It’s been one week since the July 31th trading deadline and the resulting carnage of the Dodgers’ dwindling farm system is becoming more evident by the day. Despite losing major ground in the race for the NL West and wild card since the break, GM Ned Colletti pulled the trigger on a series of transactions that led to the departure of three talented youngsters. Gone were Blake DeWitt (24), James McDonald (25), and Andrew Lambo (21). In return, the Dodgers acquired a 34 years old 5th starter headed for free agency (Ted Lilly), 30 years old light-hitting 2nd baseman (Ryan Theriot), and a 37 year old 7th inning reliever (Octavio Dotel) whose services were “needed” because of the abysmal performance of another old-man reliever acquired last year at exorbitant cost (George Sherrill). The disappointment over Ned failing to gain a clue after the donation of future superstar catcher Carlos Santana to Cleveland is only exceeded by the fact that Colletti still defends that trade this day (which netted third basemen Casey Blake), and the latest moves by Trader Ned serve as a sad indicator of the modus operandi for the sportswriter-turned general manager (giving away superior young talent for marginal short-term fixes).
Upon their arrivals to their new clubs, the departing youngsters put on a show for their new fans. DeWitt posted a 3-4 debut with the Cubbies and smacked a home run with four RBIs in his fourth game. Not be outdone, James McDonald debuted for the Pirates and delivered the best performance of his young career by obliterating LA’s divisional rival Colorado during six shutout innings, punctuated by eight strikeouts and a mere five baserunners allowed.
In essence, the Dodgers gave up cheap, young players with considerable talent for older, more expensive, and less productive ones. Consider the 2010 seasons of fellow second basemen DeWitt and Theriot.
DeWitt: .275 BA, .354 OBP, .384 SLG, 2 SB, salary – 400k
Theriot: .284 BA, .321 OBP, .328 SLG, 16 SB, salary – 2.6 million
Why make this swap? Enter Ned Colletti.
“We wanted more speed.”
Ok, then. I guess all other considerations went out the window.
Well, how about the acquisition of the elderly Dotel and the relinquishing of two talented players with a plausible 8-10 years of future major league production?
“Those are the guys they wanted.”
Sheesh, good thing they didn’t ask for Clayton Kershaw or Andre Ethier?

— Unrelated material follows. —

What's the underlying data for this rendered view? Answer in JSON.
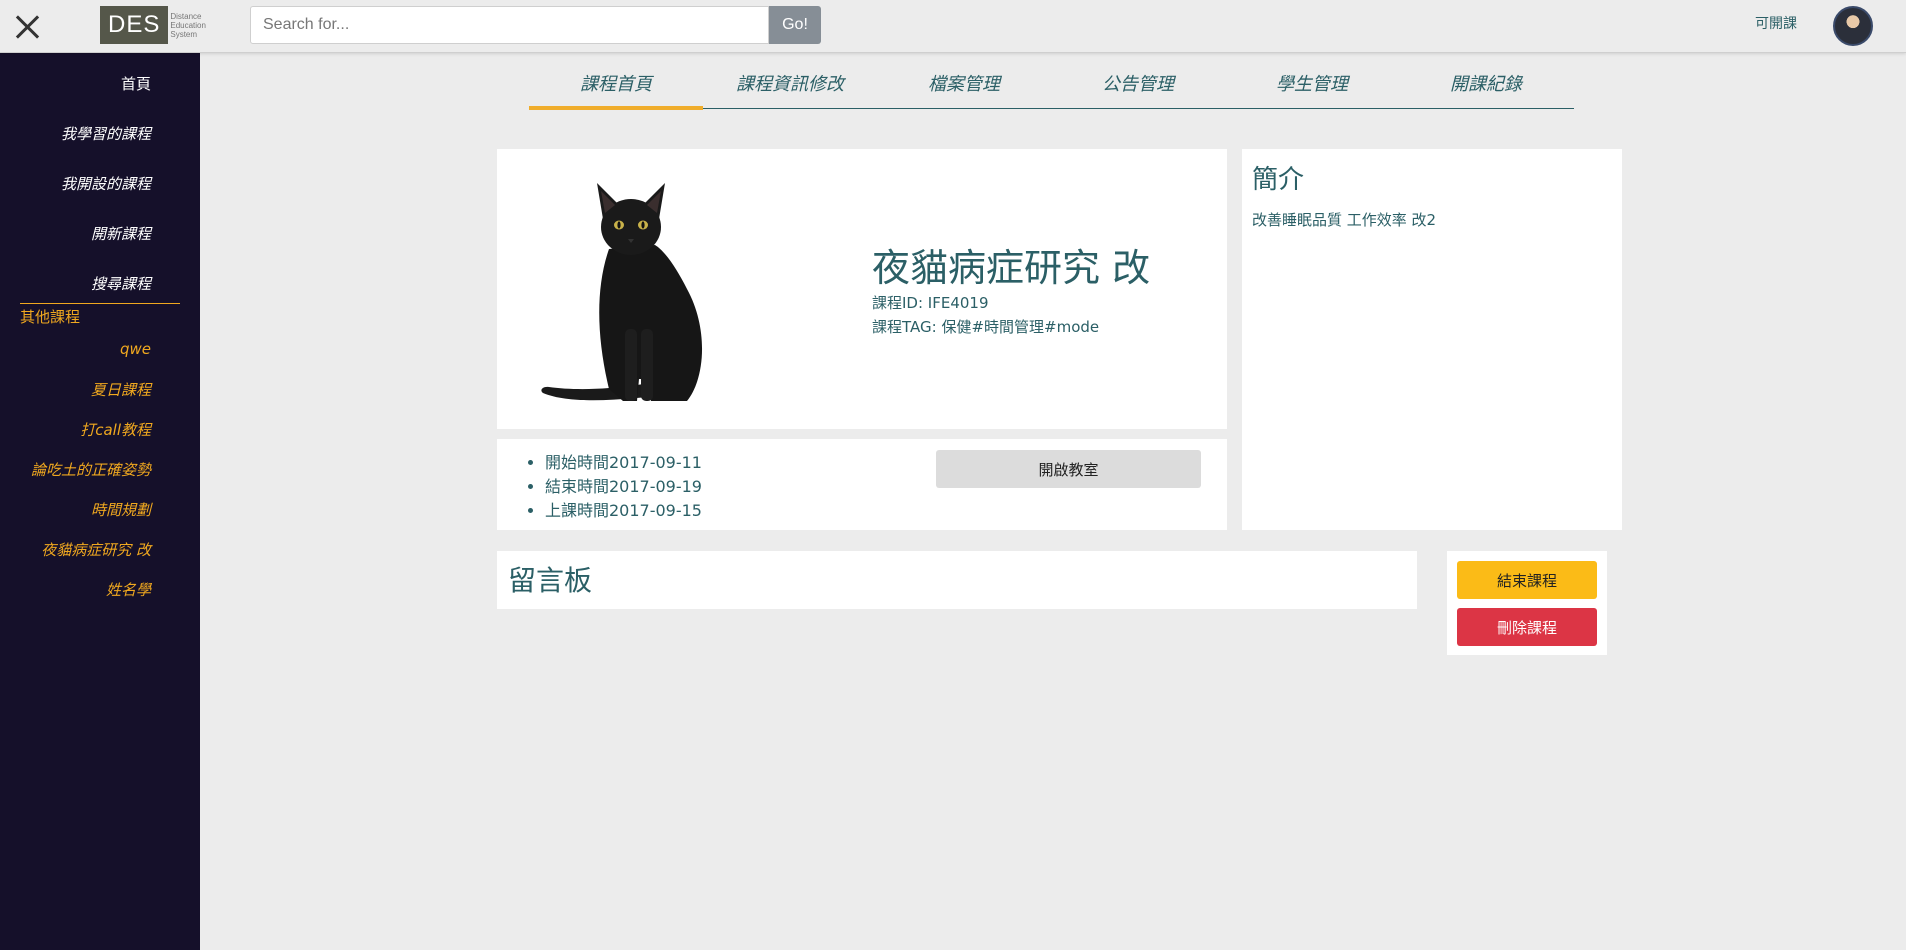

Colletti’s pattern of giving teams pretty much whatever they ask for in return for marginal players is downright frightening for the future prospects of the organization (and I don’t mean the players). Coupled with tight-assed owner Frank McCourt’s frugal ways, the outlook is bleak for the Blue Crew.